Her script reflects the society and culture as we know it and is peppered with Malay, Hokkien and Cantonese terms and references.
Rachel is played by American-Chinese TV actress Constance Wu of Fresh off the Boat fame.
Playing Nick is Henry Golding who is of British and Iban descent.
Adele says Chu auditioned many actors before deciding on the Singapore-based TV travel show host.
“Jon saw a video of Henry doing his travel shows and he was just so charming and engaging. We wanted girls to look at him and say ‘I want him for my boyfriend’.”
Yeoh plays Eleanor, a role Adele and I both agree is made for our Tan Sri.
“She embodies the role as Eleanor is regal and someone you don’t mess with. She switches between English and Cantonese so it’s a role that is perfect for Michelle,” says Adele.
And that’s why I say we can finally enjoy the full measure of Yeoh’s Malaysian accent in a Hollywood movie. Best!
Another cool factor which Malaysians and Singaporeans will appreciate is hearing Hokkien in a Hollywood movie, a fact that tickles Adele as she thinks that’s a first.
What tickles me is how KL is standing in for Singapore and even New York City, although some shooting will take place down south – I suppose, they will need a couple of establishing shots of the Lion City’s skyline.
For all these reasons, I am rooting for Crazy Rich Asians, the first major Hollywood movie with an all-Asian cast since Joy Luck Club in 1993 and Memoirs of a Geisha in 2005, written by a Malaysian, starring a Malaysian (and a half) and filmed in Malaysia.
So here’s hoping Crazy Rich Asians’ over-the-top, funny but with heart plot does crazy well with critics and audiences when it’s released next year.

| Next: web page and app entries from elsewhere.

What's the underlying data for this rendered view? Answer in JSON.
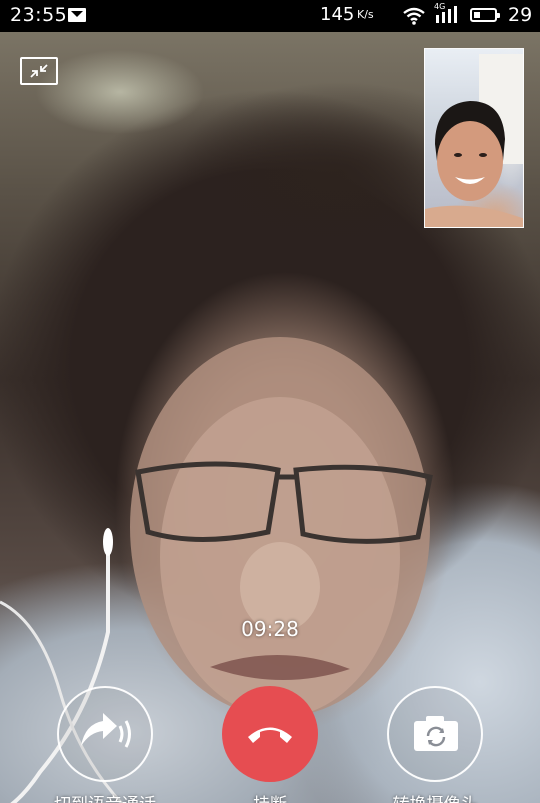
{
  "status_bar": {
    "time": "23:55",
    "network_speed": "145",
    "network_speed_unit": "K/s",
    "network_type": "4G",
    "battery_level": "29",
    "battery_fraction": 0.29,
    "icons": [
      "message-icon",
      "wifi-icon",
      "signal-icon",
      "battery-icon"
    ]
  },
  "call": {
    "duration": "09:28"
  },
  "controls": {
    "switch_voice_label": "切到语音通话",
    "hangup_label": "挂断",
    "switch_camera_label": "转换摄像头"
  },
  "colors": {
    "hangup": "#e64d51",
    "overlay_text": "#ffffff"
  }
}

Aunty is not supposed to reveal which majestic building in KL is the stand-in for Nick’s palatial home. But here’s a hint: it’s up on a hill in the heart of the city. Feedback welcome to firstname.lastname@example.org